I worked for seven publishers during my three decades in Canadian daily journalism. Pat O’Callaghan was my favourite. I liked him best because he supported independent reporting and refused to kowtow to politicians or business leaders. He even refused to be beholden to his own bosses. During his three decades in Canadian journalism, this Irish-born renegade ran chain papers in Red Deer, Windsor, Edmonton and Calgary, all the time “cheerfully overlooking that the newspapers were owned by others.”
We knew him by reputation long before he arrived in Calgary. In Red Deer and Windsor he had written editorials on the front page under his own byline, reminding readers that a member of their community – not an absentee landlord – was running the day-to-day operations of the paper. In Edmonton, he transformed the Journal into an extension of his professional Irish persona, colouring the masthead shamrock green, promoting the paper on green-painted billboards, and selling it from green street boxes. What would he do in Calgary? We couldn’t wait to see.
He arrived in July 1982 to replace the retiring Frank Swanson, who had overseen the paper’s move from downtown Calgary to a $70 million plant on a hill overlooking the intersection of Deerfoot and Memorial. We would always refer to this red-brick structure as “the new building,” even after we’d been in there for 20 years. Today the building is up for sale and some of us are still calling it “the new building.” Old habits die hard.
O’Callaghan introduced a succession of changes at the Herald – some whimsical, some farsighted – aimed at making readers (and staff) sit up and take notice.
Among the whimsical was his decision to strike “The” from the masthead of this paper that had been known variously throughout its 100-year existence as The Calgary Herald, The Calgary Daily Herald or, simply, The Herald. O’Callaghan claimed to have a historical justification for his decision to rename it Calgary Herald, but no one could ever find the evidence. The illuminated sign on the west side of the red-brick building kept the design of the old masthead. O’Callaghan couldn’t convince his Southam bosses to spend the money on replacing it.

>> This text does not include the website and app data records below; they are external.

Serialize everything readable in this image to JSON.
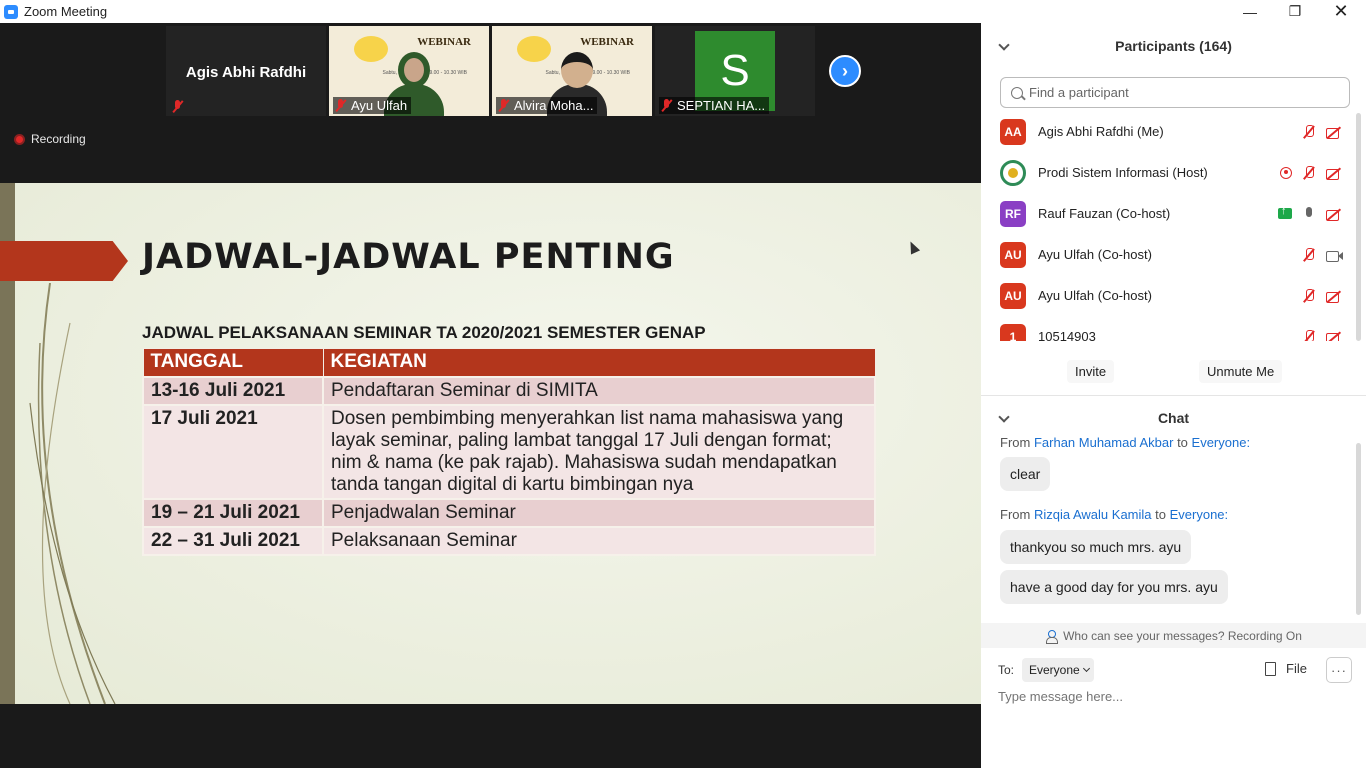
{
  "window": {
    "title": "Zoom Meeting"
  },
  "thumbnails": [
    {
      "name": "Agis Abhi Rafdhi",
      "label": ""
    },
    {
      "label": "Ayu Ulfah",
      "banner": "WEBINAR",
      "sub": "Sabtu, 10 Juli 2021 09.00 - 10.30 WIB"
    },
    {
      "label": "Alvira Moha...",
      "banner": "WEBINAR",
      "sub": "Sabtu, 10 Juli 2021 09.00 - 10.30 WIB"
    },
    {
      "label": "SEPTIAN HA...",
      "initial": "S"
    }
  ],
  "recording": {
    "label": "Recording"
  },
  "slide": {
    "heading": "JADWAL-JADWAL PENTING",
    "subtitle": "JADWAL PELAKSANAAN SEMINAR TA 2020/2021 SEMESTER GENAP",
    "table": {
      "headers": [
        "TANGGAL",
        "KEGIATAN"
      ],
      "rows": [
        [
          "13-16 Juli 2021",
          "Pendaftaran Seminar di SIMITA"
        ],
        [
          "17 Juli 2021",
          "Dosen pembimbing menyerahkan list nama mahasiswa yang layak seminar, paling lambat tanggal 17 Juli dengan format; nim & nama (ke pak rajab). Mahasiswa sudah mendapatkan tanda tangan digital di kartu bimbingan nya"
        ],
        [
          "19 – 21 Juli 2021",
          "Penjadwalan Seminar"
        ],
        [
          "22 – 31 Juli 2021",
          "Pelaksanaan Seminar"
        ]
      ]
    }
  },
  "participants": {
    "title": "Participants (164)",
    "search_placeholder": "Find a participant",
    "list": [
      {
        "initials": "AA",
        "name": "Agis Abhi Rafdhi (Me)",
        "color": "#d9381e"
      },
      {
        "initials": "",
        "name": "Prodi Sistem Informasi (Host)",
        "color": "#2e8b57"
      },
      {
        "initials": "RF",
        "name": "Rauf Fauzan (Co-host)",
        "color": "#8a3fc4"
      },
      {
        "initials": "AU",
        "name": "Ayu Ulfah (Co-host)",
        "color": "#d9381e"
      },
      {
        "initials": "AU",
        "name": "Ayu Ulfah (Co-host)",
        "color": "#d9381e"
      },
      {
        "initials": "1",
        "name": "10514903",
        "color": "#d9381e"
      }
    ],
    "invite_label": "Invite",
    "unmute_label": "Unmute Me"
  },
  "chat": {
    "title": "Chat",
    "messages": [
      {
        "from_prefix": "From",
        "sender": "Farhan Muhamad Akbar",
        "to_word": "to",
        "recipient": "Everyone:",
        "texts": [
          "clear"
        ]
      },
      {
        "from_prefix": "From",
        "sender": "Rizqia Awalu Kamila",
        "to_word": "to",
        "recipient": "Everyone:",
        "texts": [
          "thankyou so much mrs. ayu",
          "have a good day for you mrs. ayu"
        ]
      }
    ],
    "visibility_note": "Who can see your messages? Recording On",
    "to_label": "To:",
    "to_value": "Everyone",
    "file_label": "File",
    "more_label": "···",
    "input_placeholder": "Type message here..."
  }
}
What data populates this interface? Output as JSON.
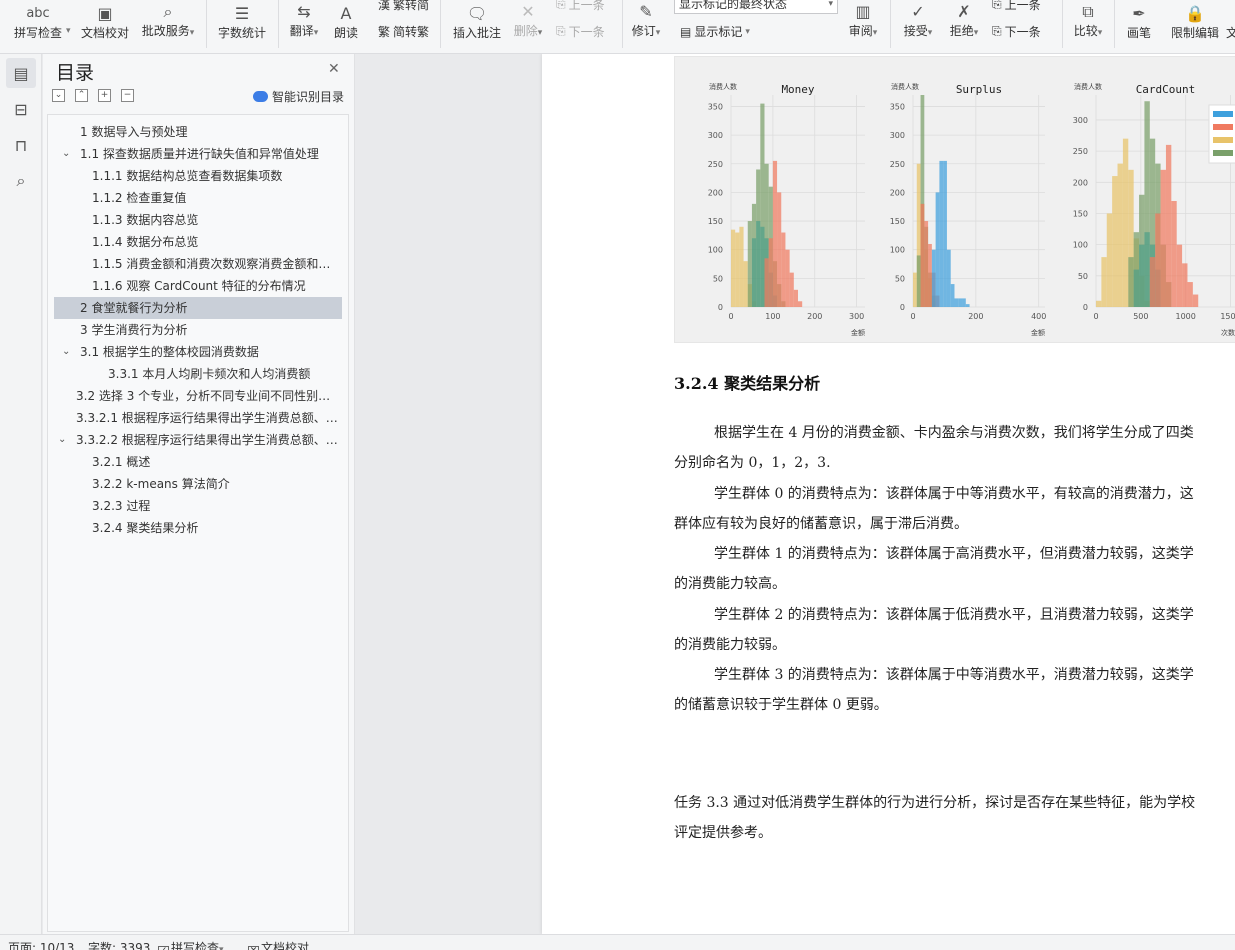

Among O’Callaghan’s farsighted decisions, applauded by Herald employees with preschool children, was to make the Herald the first paper in Canada with a day-care centre on the premises. O’Callaghan also added Sunday to the paper’s publication schedule (“because we live in a seven-day world”) and switched the Herald from afternoon to morning delivery so that “a minor daily paper in Calgary” would not have the breakfast market all to itself. Herald readers still had the option of saving the paper for afternoon reading, he said.
O’Callaghan banned black-and-white-pictures from the Herald’s front page at a time when the paper’s library of colour photos was much like Old Mother Hubbard’s cupboard. He emboldened his columnists to make their work reflect his philosophy that a newspaper should “never be bland, colourless or gutless.” He launched a Sunday magazine that came with the Herald for six years, and won a few national and regional awards along the way. And all the time, he worked to make the Herald the voice of Alberta. “Politically, we’ve never had a voice,” he said. “How can we when we only have 21 MPs who are swamped in Parliament, and a Senate that’s a joke at best? The only weapon we have is our voice.”
His independence made O’Callaghan a loner. He got no support from the Herald’s Toronto owners when he thundered in print against the National Energy Program. He alienated the Alberta politicians and business leaders who could have become his closest allies. “In this job, sooner or later, someone wants a favour or special treatment,” he said. “So I’ve avoided terribly close friendships.”
His eastern bosses eventually tired of his independence, especially when it started costing them money. They recalled him to Toronto at the end of 1988, when Calgary’s auto dealers started pulling their ads from the Herald to protest a series of stories, written by our great consumer reporter Brock Ketcham, listing suggested retail prices of new vehicles. “A typical swan song for a career that has been studded with a certain amount of controversy,” noted O’Callaghan with a certain pride.
He was then 63. Instead of settling into quiet retirement, he took his typewriter with him to Aurora, Ont. where over the next seven years he churned out a steady stream of freelance columns on Canadian unity, freedom of the press, and other subjects.
His last column appeared in the Globe and Mail on Canada Day, 1996, just one month before he succumbed to heart problems at age 70. The stated subject was Southam’s announced decision to establish its own national news service as an alternative to Canadian Press. The real subject, however, was something close to O’Callaghan’s independent heart.
Recalling that the Southam publishers of his time had always been free to back the political party of their choice, O’Callaghan expressed hope the proposed news service would not result in Southam newspapers singing the same political tune across the land:
“One would like to think than an element of such independence has survived the various crises Southam has passed through in recent years.”
I miss him to this day.